Can Laos Be a Rice Exporter?
By Anoulack Khammalavong, Vientiane Times, Laos
Laos has been ashamed for years to see its neighbours, Thailand and
Vietnam, which have poorer land conditions, become the world’s No.1 and
No. 2 rice exporters. And it will have to wait longer.
Thailand’s rice exporters, Mr. Vichai Sriprasert, who is also the
president of Thailand’s Riceland International Ltd., said that Laos was
not ready to be exporter since its infrastructure was not
"Your infrastructure is poor. You don’t have roads to
bring rice from farmers," he said.
Laos, a country with a
population of 4.9 million people living in a territory of 236,800 square
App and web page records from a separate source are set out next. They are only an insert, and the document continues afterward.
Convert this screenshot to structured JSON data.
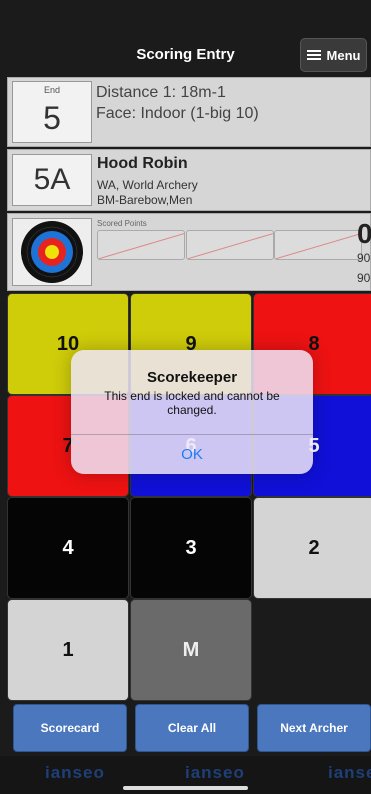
{
  "header": {
    "title": "Scoring Entry",
    "menu_label": "Menu"
  },
  "end_info": {
    "label": "End",
    "number": "5",
    "distance": "Distance 1: 18m-1",
    "face": "Face: Indoor (1-big 10)"
  },
  "archer": {
    "target_code": "5A",
    "name": "Hood Robin",
    "organization": "WA, World Archery",
    "classification": "BM-Barebow,Men"
  },
  "score": {
    "label": "Scored Points",
    "end_total": "0",
    "running_total_1": "90",
    "running_total_2": "90"
  },
  "keypad": [
    {
      "label": "10",
      "color": "#cfcc0a",
      "text": "#111111"
    },
    {
      "label": "9",
      "color": "#cfcc0a",
      "text": "#111111"
    },
    {
      "label": "8",
      "color": "#ee1212",
      "text": "#111111"
    },
    {
      "label": "7",
      "color": "#ee1212",
      "text": "#111111"
    },
    {
      "label": "6",
      "color": "#1010d8",
      "text": "#ffffff"
    },
    {
      "label": "5",
      "color": "#1010d8",
      "text": "#ffffff"
    },
    {
      "label": "4",
      "color": "#050505",
      "text": "#ffffff"
    },
    {
      "label": "3",
      "color": "#050505",
      "text": "#ffffff"
    },
    {
      "label": "2",
      "color": "#d4d4d4",
      "text": "#111111"
    },
    {
      "label": "1",
      "color": "#d4d4d4",
      "text": "#111111"
    },
    {
      "label": "M",
      "color": "#6a6a6a",
      "text": "#eeeeee"
    }
  ],
  "actions": {
    "scorecard": "Scorecard",
    "clear_all": "Clear All",
    "next_archer": "Next Archer"
  },
  "footer": {
    "logo": "ianseo"
  },
  "alert": {
    "title": "Scorekeeper",
    "message": "This end is locked and cannot be changed.",
    "ok": "OK"
  },
  "colors": {
    "accent": "#4a77bd",
    "alert_link": "#1e7cf3"
  }
}
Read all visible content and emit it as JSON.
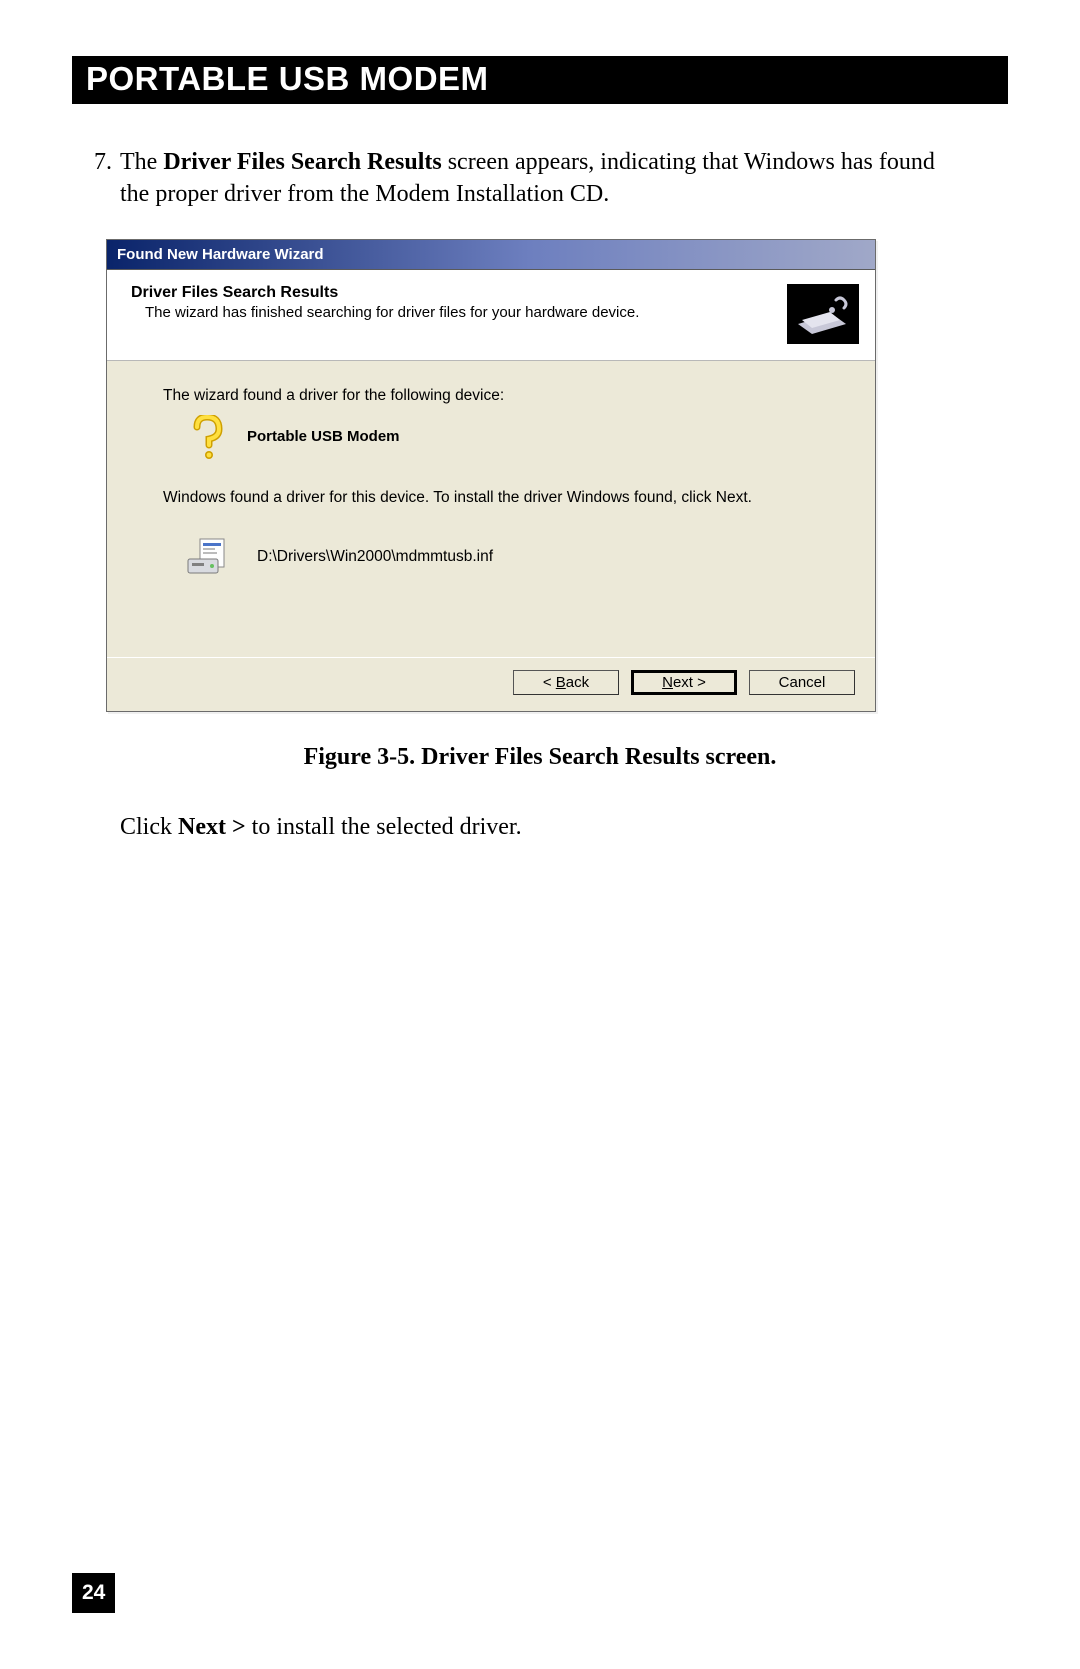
{
  "header": {
    "title": "PORTABLE USB MODEM"
  },
  "step": {
    "number": "7.",
    "pre": "The ",
    "bold": "Driver Files Search Results",
    "post": " screen appears, indicating that Windows has found the proper driver from the Modem Installation CD."
  },
  "wizard": {
    "titlebar": "Found New Hardware Wizard",
    "header_title": "Driver Files Search Results",
    "header_sub": "The wizard has finished searching for driver files for your hardware device.",
    "found_line": "The wizard found a driver for the following device:",
    "device_name": "Portable USB Modem",
    "instr_line": "Windows found a driver for this device. To install the driver Windows found, click Next.",
    "driver_path": "D:\\Drivers\\Win2000\\mdmmtusb.inf",
    "buttons": {
      "back_prefix": "< ",
      "back_u": "B",
      "back_rest": "ack",
      "next_u": "N",
      "next_rest": "ext >",
      "cancel": "Cancel"
    }
  },
  "figure_caption": "Figure 3-5. Driver Files Search Results screen.",
  "after": {
    "pre": "Click ",
    "bold": "Next >",
    "post": " to install the selected driver."
  },
  "page_number": "24"
}
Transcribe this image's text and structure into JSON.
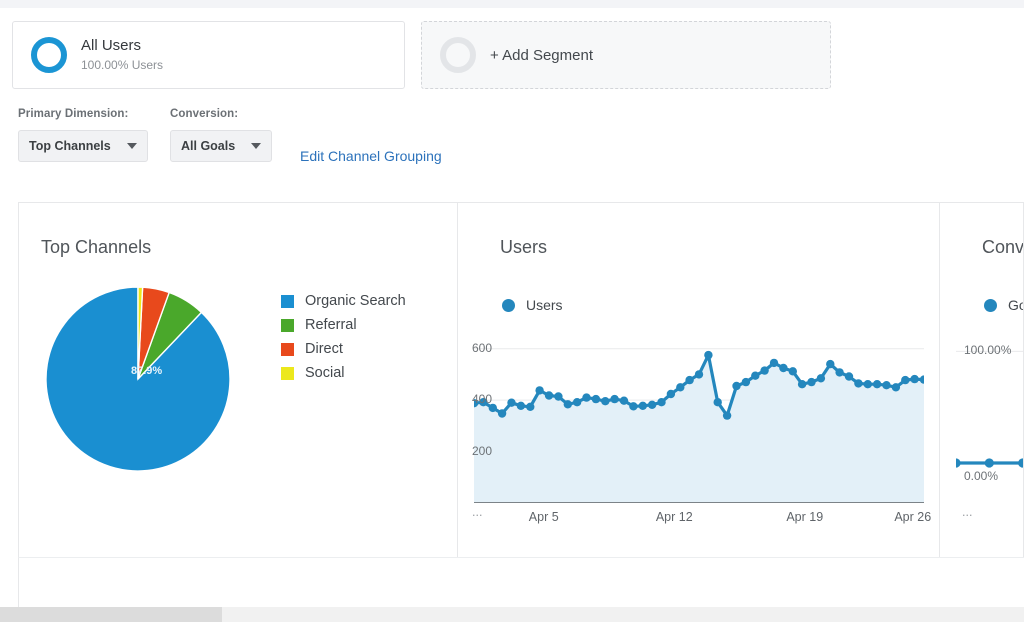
{
  "segments": {
    "all_users": {
      "title": "All Users",
      "subtitle": "100.00% Users",
      "icon": "ring-icon"
    },
    "add_segment": {
      "label": "+ Add Segment",
      "icon": "ring-outline-icon"
    }
  },
  "controls": {
    "primary_dimension_label": "Primary Dimension:",
    "primary_dimension_value": "Top Channels",
    "conversion_label": "Conversion:",
    "conversion_value": "All Goals",
    "edit_link": "Edit Channel Grouping"
  },
  "panels": {
    "pie": {
      "title": "Top Channels"
    },
    "users": {
      "title": "Users"
    },
    "conversions": {
      "title": "Conv"
    }
  },
  "colors": {
    "organic": "#1a8fd1",
    "referral": "#4aa82b",
    "direct": "#e8491c",
    "social": "#ece81c",
    "line": "#2487bd",
    "area": "#e3f0f8",
    "link": "#2c72bb"
  },
  "chart_data": [
    {
      "type": "pie",
      "title": "Top Channels",
      "legend_position": "right",
      "labels": [
        "Organic Search",
        "Referral",
        "Direct",
        "Social"
      ],
      "values": [
        87.9,
        6.6,
        4.7,
        0.8
      ],
      "colors": [
        "#1a8fd1",
        "#4aa82b",
        "#e8491c",
        "#ece81c"
      ],
      "data_labels": [
        "87.9%"
      ],
      "start_angle_deg": 0,
      "direction": "counterclockwise"
    },
    {
      "type": "area",
      "title": "Users",
      "series": [
        {
          "name": "Users",
          "values": [
            388,
            392,
            370,
            348,
            390,
            378,
            374,
            438,
            418,
            414,
            384,
            392,
            410,
            404,
            396,
            404,
            398,
            376,
            378,
            382,
            392,
            424,
            450,
            478,
            500,
            575,
            392,
            340,
            455,
            470,
            495,
            515,
            545,
            525,
            512,
            462,
            470,
            485,
            540,
            508,
            492,
            465,
            462,
            462,
            458,
            450,
            478,
            482,
            480
          ]
        }
      ],
      "xlabel": "",
      "ylabel": "",
      "ylim": [
        0,
        700
      ],
      "yticks": [
        200,
        400,
        600
      ],
      "ytick_labels": [
        "200",
        "400",
        "600"
      ],
      "xticks": [
        "Apr 5",
        "Apr 12",
        "Apr 19",
        "Apr 26"
      ],
      "xtick_leading": "...",
      "legend": [
        "Users"
      ],
      "legend_position": "top-left",
      "grid": true
    },
    {
      "type": "line",
      "title": "Conv",
      "series": [
        {
          "name": "Go",
          "values": [
            0,
            0,
            0,
            0,
            0,
            0,
            0
          ]
        }
      ],
      "ylim": [
        0,
        100
      ],
      "yticks": [
        0,
        100
      ],
      "ytick_labels": [
        "0.00%",
        "100.00%"
      ],
      "xtick_leading": "...",
      "legend": [
        "Go"
      ],
      "legend_position": "top-left",
      "grid": true
    }
  ]
}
kilometers, is not affected by serious natural disasters. The country is
also rich in water and fertile production land. Thailand and Vietnam have
become the world’s No. 1 and No. 2 rice exporter for years, while Laos has
to import rice from them most of the time. Mr. Vichai, who has been
involved in rice business for the last two decades, said that farmers
would not have an incentive to cultivate their farms if they cannot bring
their products to the market place.
"In Laos and in Cambodia,
people have rice but they cannot bring it into the roads," Mr. Vichai
emphasized. He believes that people near the Lao-Thai border export rice
to Thailand because they find that the access to the market is much nearer
than to Laos’ main cities.
"You need investment, which is
productive, not put in Switzerland," he said, referring to
government officials putting investment funds in private bank
A businessman of the Thai Business Initiative in
Rural Development Programme, Mr. Tanothai Sookdhis, who has been
successful in bringing development into the rural areas, said that the
development in one country has to cover both the countryside and the
"The first two things that people in the countryside
will ask for are roads and electricity," he said.
" When people in the
rural areas have roads and those in the cities have cars, the latter will
take their cars to buy goods from the former."
infrastructure is the most important factor for rice production
development. However, Mr. Vichai finds that political philosophy also
plays an important role in this business since it will encourage people to
produce more or less. He raised an example that before the World War II,
Myanmar used to export millions of tonnes of rice. But it exported only
100,000 tonnes every year since the government took away the incentives
from the farmers.
"Vietnam 30 years ago also had surplus to
export rice but it stopped after the country had the new administrative
regime and it began to export again in 1989 when the policy was more open
for the market economy. It now becomes world No. 2 or No. 3," Mr. Vichai
Financial conditions also have an implication on rice
export as all of Thailand’s rice exporters this year have faced terrible
financial deficits caused by the collapse of the financial
Thailand wants to keep its share of the world market
(6 million tonnes per year) to make sure that other competitors would not
take that space. That’s why the exporters had to use all the funds they
had to buy rice from farmers to supply the markets.
most of the exporters made a mistake. Earlier this year, when the Thai
baht initially became weak, about 30 baht per one US dollar, they rushed
to change their dollars into baht hoping to get much profit. However, the
baht became weaker than they expected, 50 baht or sometimes 60 baht per
one US dollar, so the companies lost about half of their saving. Mr.
Vichai said that when the banks collapsed, they did not have enough money
for the rice exporters, and the latter had to buy the rice from the rice
mills by providing higher prices and promising to pay them sometime later.
The rice mill owners also used the same techniques to buy rice from
farmers. This caused the debt to increase more and more.
" I have
exported rice for 20 years and this year is the worst year," he
When asked if Laos can become a rice exporter since there
are still many problems it has to solve, Mr. Vichai said that Laos could
become a big exporter if the government was able to invest in
infrastructure. However, he believed that the most governments would not
want to be responsible for this field.
Mr. Vichai also said
that Laos is now at a low level of development, so it has the potential to
go to a higher level but it needs to get good lessons from experienced
"You can look at Thailand, you can get the lead
from Thailand and you can tell your farmers to do the same," Mr. Vichai